Supplied records
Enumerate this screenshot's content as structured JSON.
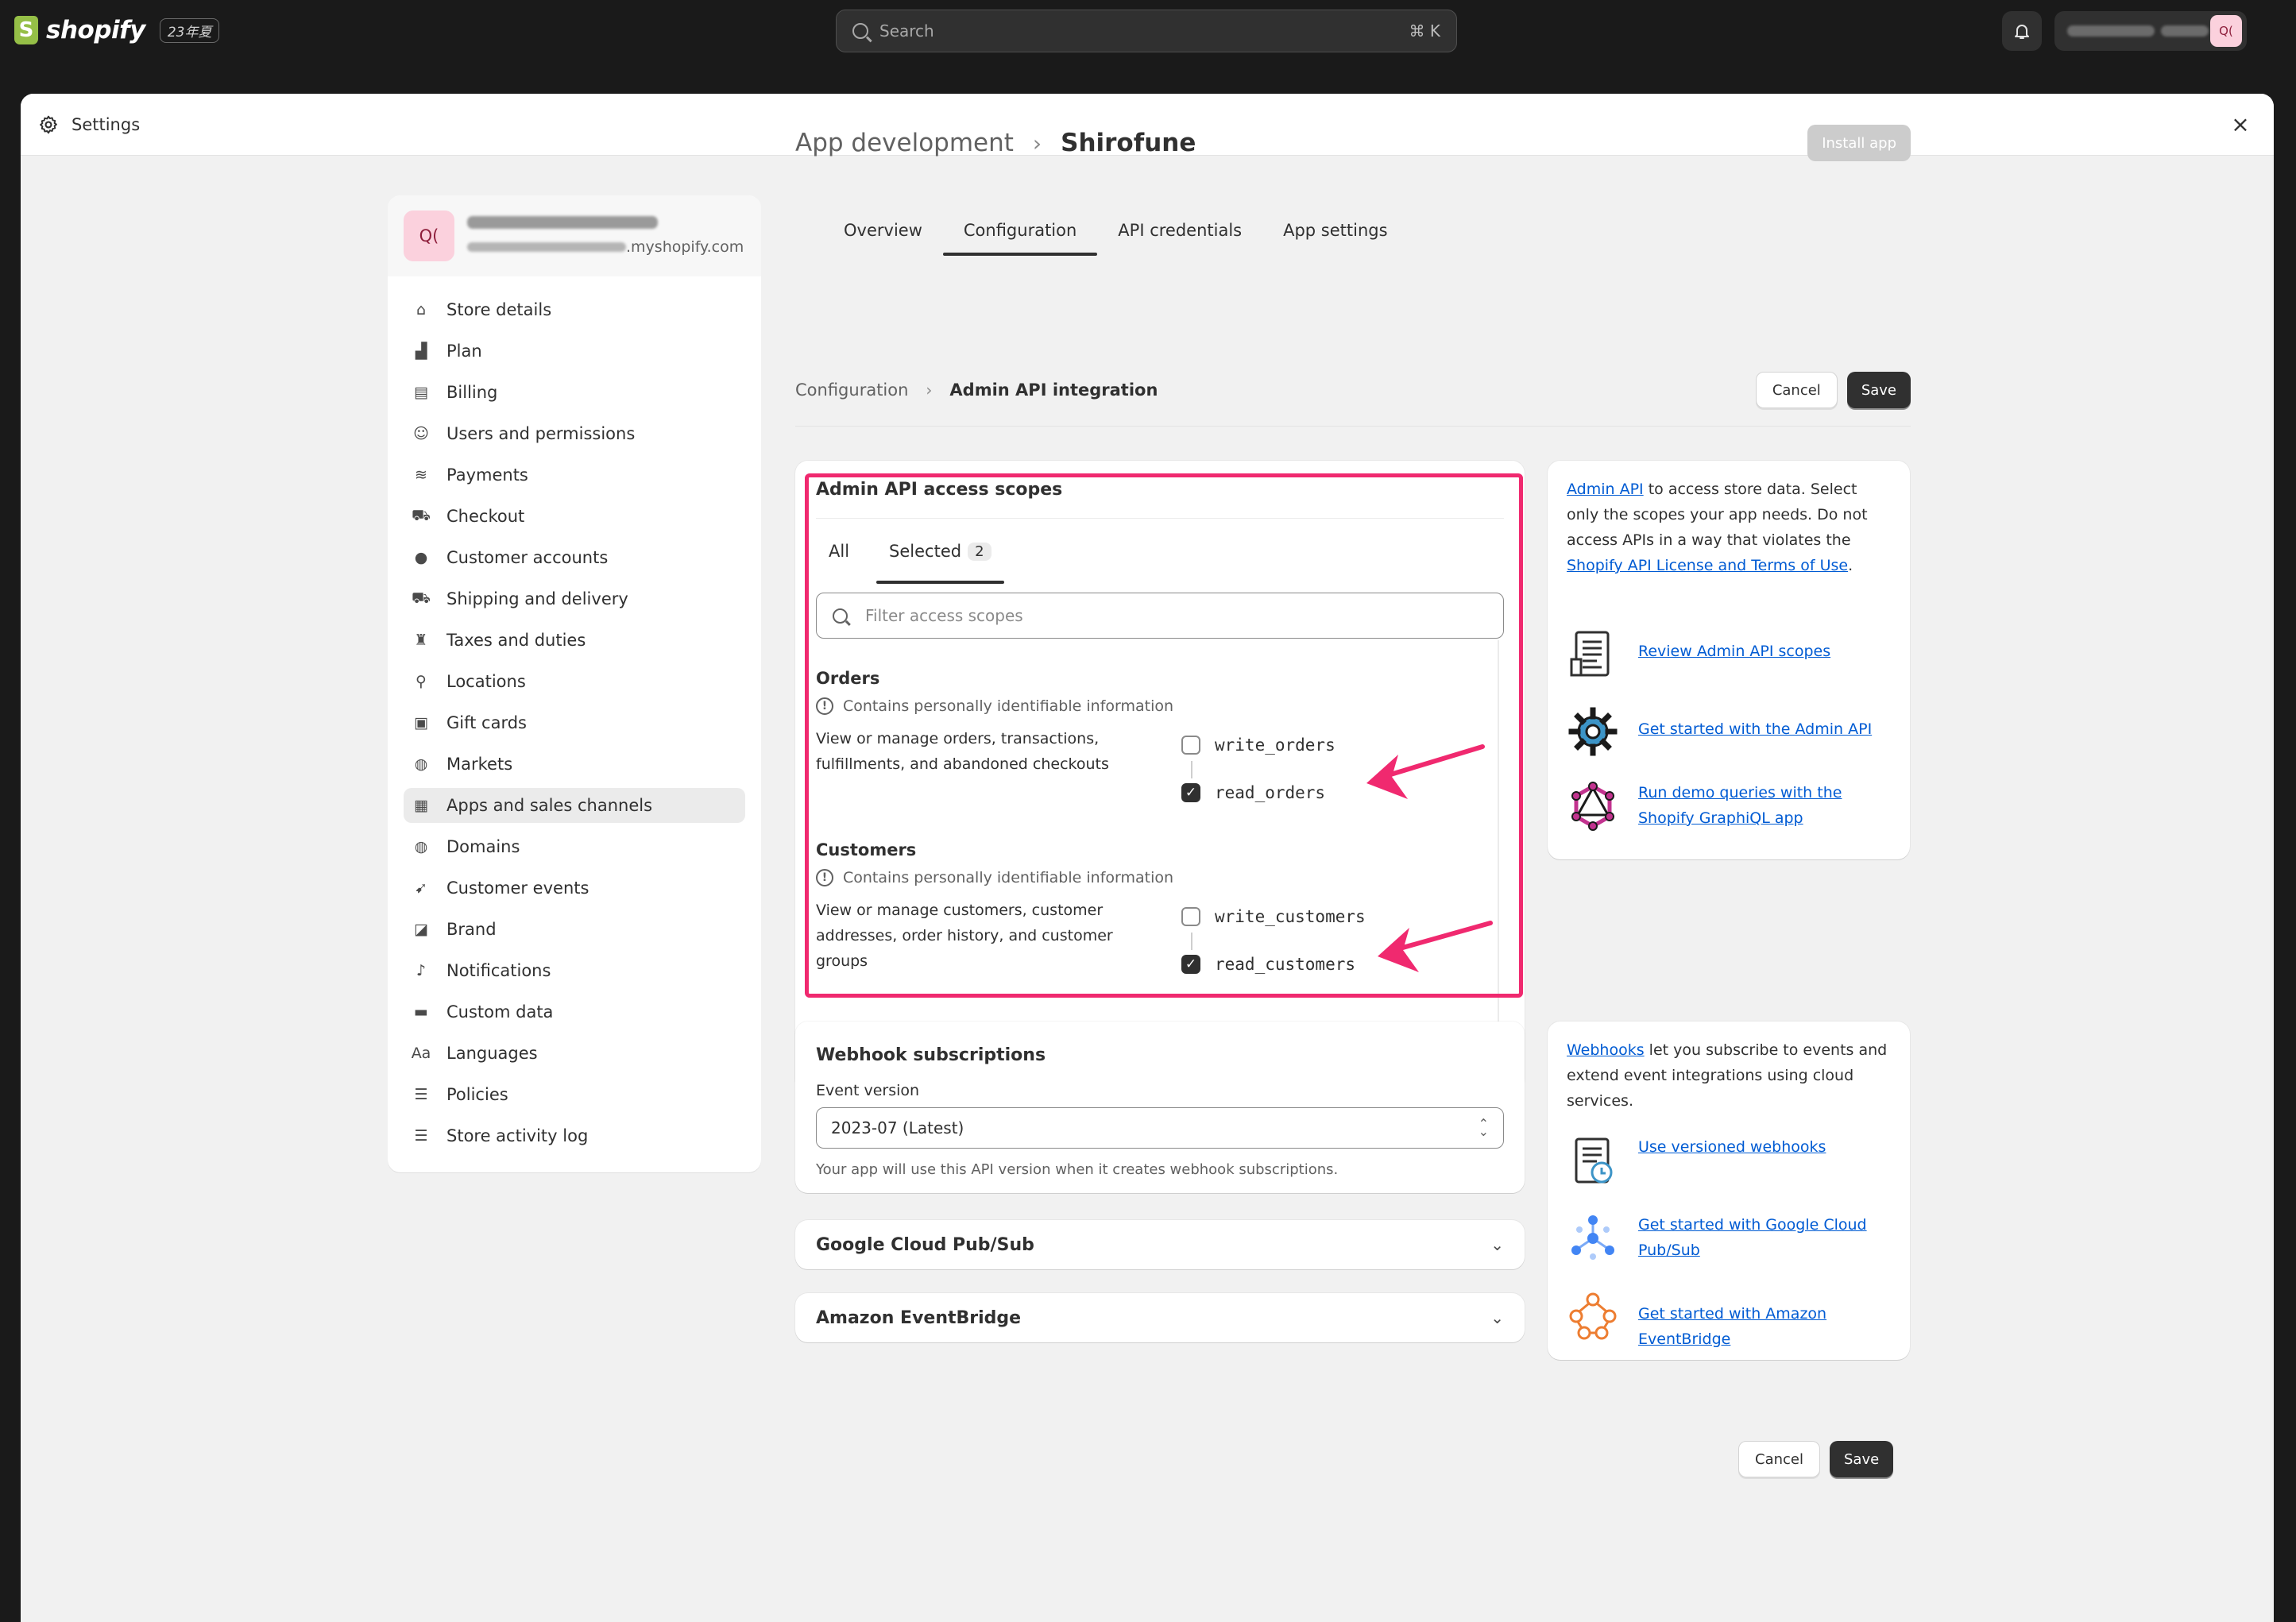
{
  "topbar": {
    "brand": "shopify",
    "edition": "23年夏",
    "search_placeholder": "Search",
    "search_shortcut": "⌘ K"
  },
  "modal": {
    "title": "Settings",
    "close": "×"
  },
  "store": {
    "avatar": "Q(",
    "domain_suffix": ".myshopify.com"
  },
  "sidebar": {
    "items": [
      {
        "label": "Store details",
        "icon": "store-icon"
      },
      {
        "label": "Plan",
        "icon": "plan-icon"
      },
      {
        "label": "Billing",
        "icon": "billing-icon"
      },
      {
        "label": "Users and permissions",
        "icon": "users-icon"
      },
      {
        "label": "Payments",
        "icon": "payments-icon"
      },
      {
        "label": "Checkout",
        "icon": "cart-icon"
      },
      {
        "label": "Customer accounts",
        "icon": "person-icon"
      },
      {
        "label": "Shipping and delivery",
        "icon": "truck-icon"
      },
      {
        "label": "Taxes and duties",
        "icon": "tax-icon"
      },
      {
        "label": "Locations",
        "icon": "location-icon"
      },
      {
        "label": "Gift cards",
        "icon": "giftcard-icon"
      },
      {
        "label": "Markets",
        "icon": "globe-icon"
      },
      {
        "label": "Apps and sales channels",
        "icon": "apps-icon"
      },
      {
        "label": "Domains",
        "icon": "globe-icon"
      },
      {
        "label": "Customer events",
        "icon": "cursor-icon"
      },
      {
        "label": "Brand",
        "icon": "brand-icon"
      },
      {
        "label": "Notifications",
        "icon": "bell-icon"
      },
      {
        "label": "Custom data",
        "icon": "data-icon"
      },
      {
        "label": "Languages",
        "icon": "language-icon"
      },
      {
        "label": "Policies",
        "icon": "policy-icon"
      },
      {
        "label": "Store activity log",
        "icon": "list-icon"
      }
    ],
    "active_index": 12
  },
  "page": {
    "breadcrumb_parent": "App development",
    "app_name": "Shirofune",
    "install_button": "Install app",
    "tabs": [
      "Overview",
      "Configuration",
      "API credentials",
      "App settings"
    ],
    "active_tab": 1,
    "sub_breadcrumb_parent": "Configuration",
    "sub_breadcrumb_current": "Admin API integration",
    "cancel": "Cancel",
    "save": "Save"
  },
  "scopes": {
    "title": "Admin API access scopes",
    "tab_all": "All",
    "tab_selected": "Selected",
    "selected_count": "2",
    "filter_placeholder": "Filter access scopes",
    "groups": [
      {
        "title": "Orders",
        "pii": "Contains personally identifiable information",
        "description": "View or manage orders, transactions, fulfillments, and abandoned checkouts",
        "write": "write_orders",
        "read": "read_orders",
        "write_checked": false,
        "read_checked": true
      },
      {
        "title": "Customers",
        "pii": "Contains personally identifiable information",
        "description": "View or manage customers, customer addresses, order history, and customer groups",
        "write": "write_customers",
        "read": "read_customers",
        "write_checked": false,
        "read_checked": true
      }
    ]
  },
  "api_info": {
    "link1": "Admin API",
    "text1": "to access store data. Select only the scopes your app needs. Do not access APIs in a way that violates the",
    "link2": "Shopify API License and Terms of Use",
    "text2": ".",
    "resources": [
      {
        "label": "Review Admin API scopes",
        "icon": "document-icon"
      },
      {
        "label": "Get started with the Admin API",
        "icon": "gear-icon"
      },
      {
        "label": "Run demo queries with the Shopify GraphiQL app",
        "icon": "graphql-icon"
      }
    ]
  },
  "webhook": {
    "title": "Webhook subscriptions",
    "event_version_label": "Event version",
    "event_version_value": "2023-07 (Latest)",
    "help": "Your app will use this API version when it creates webhook subscriptions."
  },
  "webhook_info": {
    "link1": "Webhooks",
    "text1": "let you subscribe to events and extend event integrations using cloud services.",
    "resources": [
      {
        "label": "Use versioned webhooks",
        "icon": "document-clock-icon"
      },
      {
        "label": "Get started with Google Cloud Pub/Sub",
        "icon": "pubsub-icon"
      },
      {
        "label": "Get started with Amazon EventBridge",
        "icon": "eventbridge-icon"
      }
    ]
  },
  "collapsibles": [
    {
      "label": "Google Cloud Pub/Sub"
    },
    {
      "label": "Amazon EventBridge"
    }
  ],
  "colors": {
    "highlight": "#f0296f",
    "link": "#005bd3",
    "primary_button": "#303030"
  }
}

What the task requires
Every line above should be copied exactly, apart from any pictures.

Answer
Enumerate this screenshot's content as structured JSON.
{
  "topbar": {
    "brand": "shopify",
    "edition": "23年夏",
    "search_placeholder": "Search",
    "search_shortcut": "⌘ K"
  },
  "modal": {
    "title": "Settings",
    "close": "×"
  },
  "store": {
    "avatar": "Q(",
    "domain_suffix": ".myshopify.com"
  },
  "sidebar": {
    "items": [
      {
        "label": "Store details",
        "icon": "store-icon"
      },
      {
        "label": "Plan",
        "icon": "plan-icon"
      },
      {
        "label": "Billing",
        "icon": "billing-icon"
      },
      {
        "label": "Users and permissions",
        "icon": "users-icon"
      },
      {
        "label": "Payments",
        "icon": "payments-icon"
      },
      {
        "label": "Checkout",
        "icon": "cart-icon"
      },
      {
        "label": "Customer accounts",
        "icon": "person-icon"
      },
      {
        "label": "Shipping and delivery",
        "icon": "truck-icon"
      },
      {
        "label": "Taxes and duties",
        "icon": "tax-icon"
      },
      {
        "label": "Locations",
        "icon": "location-icon"
      },
      {
        "label": "Gift cards",
        "icon": "giftcard-icon"
      },
      {
        "label": "Markets",
        "icon": "globe-icon"
      },
      {
        "label": "Apps and sales channels",
        "icon": "apps-icon"
      },
      {
        "label": "Domains",
        "icon": "globe-icon"
      },
      {
        "label": "Customer events",
        "icon": "cursor-icon"
      },
      {
        "label": "Brand",
        "icon": "brand-icon"
      },
      {
        "label": "Notifications",
        "icon": "bell-icon"
      },
      {
        "label": "Custom data",
        "icon": "data-icon"
      },
      {
        "label": "Languages",
        "icon": "language-icon"
      },
      {
        "label": "Policies",
        "icon": "policy-icon"
      },
      {
        "label": "Store activity log",
        "icon": "list-icon"
      }
    ],
    "active_index": 12
  },
  "page": {
    "breadcrumb_parent": "App development",
    "app_name": "Shirofune",
    "install_button": "Install app",
    "tabs": [
      "Overview",
      "Configuration",
      "API credentials",
      "App settings"
    ],
    "active_tab": 1,
    "sub_breadcrumb_parent": "Configuration",
    "sub_breadcrumb_current": "Admin API integration",
    "cancel": "Cancel",
    "save": "Save"
  },
  "scopes": {
    "title": "Admin API access scopes",
    "tab_all": "All",
    "tab_selected": "Selected",
    "selected_count": "2",
    "filter_placeholder": "Filter access scopes",
    "groups": [
      {
        "title": "Orders",
        "pii": "Contains personally identifiable information",
        "description": "View or manage orders, transactions, fulfillments, and abandoned checkouts",
        "write": "write_orders",
        "read": "read_orders",
        "write_checked": false,
        "read_checked": true
      },
      {
        "title": "Customers",
        "pii": "Contains personally identifiable information",
        "description": "View or manage customers, customer addresses, order history, and customer groups",
        "write": "write_customers",
        "read": "read_customers",
        "write_checked": false,
        "read_checked": true
      }
    ]
  },
  "api_info": {
    "link1": "Admin API",
    "text1": "to access store data. Select only the scopes your app needs. Do not access APIs in a way that violates the",
    "link2": "Shopify API License and Terms of Use",
    "text2": ".",
    "resources": [
      {
        "label": "Review Admin API scopes",
        "icon": "document-icon"
      },
      {
        "label": "Get started with the Admin API",
        "icon": "gear-icon"
      },
      {
        "label": "Run demo queries with the Shopify GraphiQL app",
        "icon": "graphql-icon"
      }
    ]
  },
  "webhook": {
    "title": "Webhook subscriptions",
    "event_version_label": "Event version",
    "event_version_value": "2023-07 (Latest)",
    "help": "Your app will use this API version when it creates webhook subscriptions."
  },
  "webhook_info": {
    "link1": "Webhooks",
    "text1": "let you subscribe to events and extend event integrations using cloud services.",
    "resources": [
      {
        "label": "Use versioned webhooks",
        "icon": "document-clock-icon"
      },
      {
        "label": "Get started with Google Cloud Pub/Sub",
        "icon": "pubsub-icon"
      },
      {
        "label": "Get started with Amazon EventBridge",
        "icon": "eventbridge-icon"
      }
    ]
  },
  "collapsibles": [
    {
      "label": "Google Cloud Pub/Sub"
    },
    {
      "label": "Amazon EventBridge"
    }
  ],
  "colors": {
    "highlight": "#f0296f",
    "link": "#005bd3",
    "primary_button": "#303030"
  }
}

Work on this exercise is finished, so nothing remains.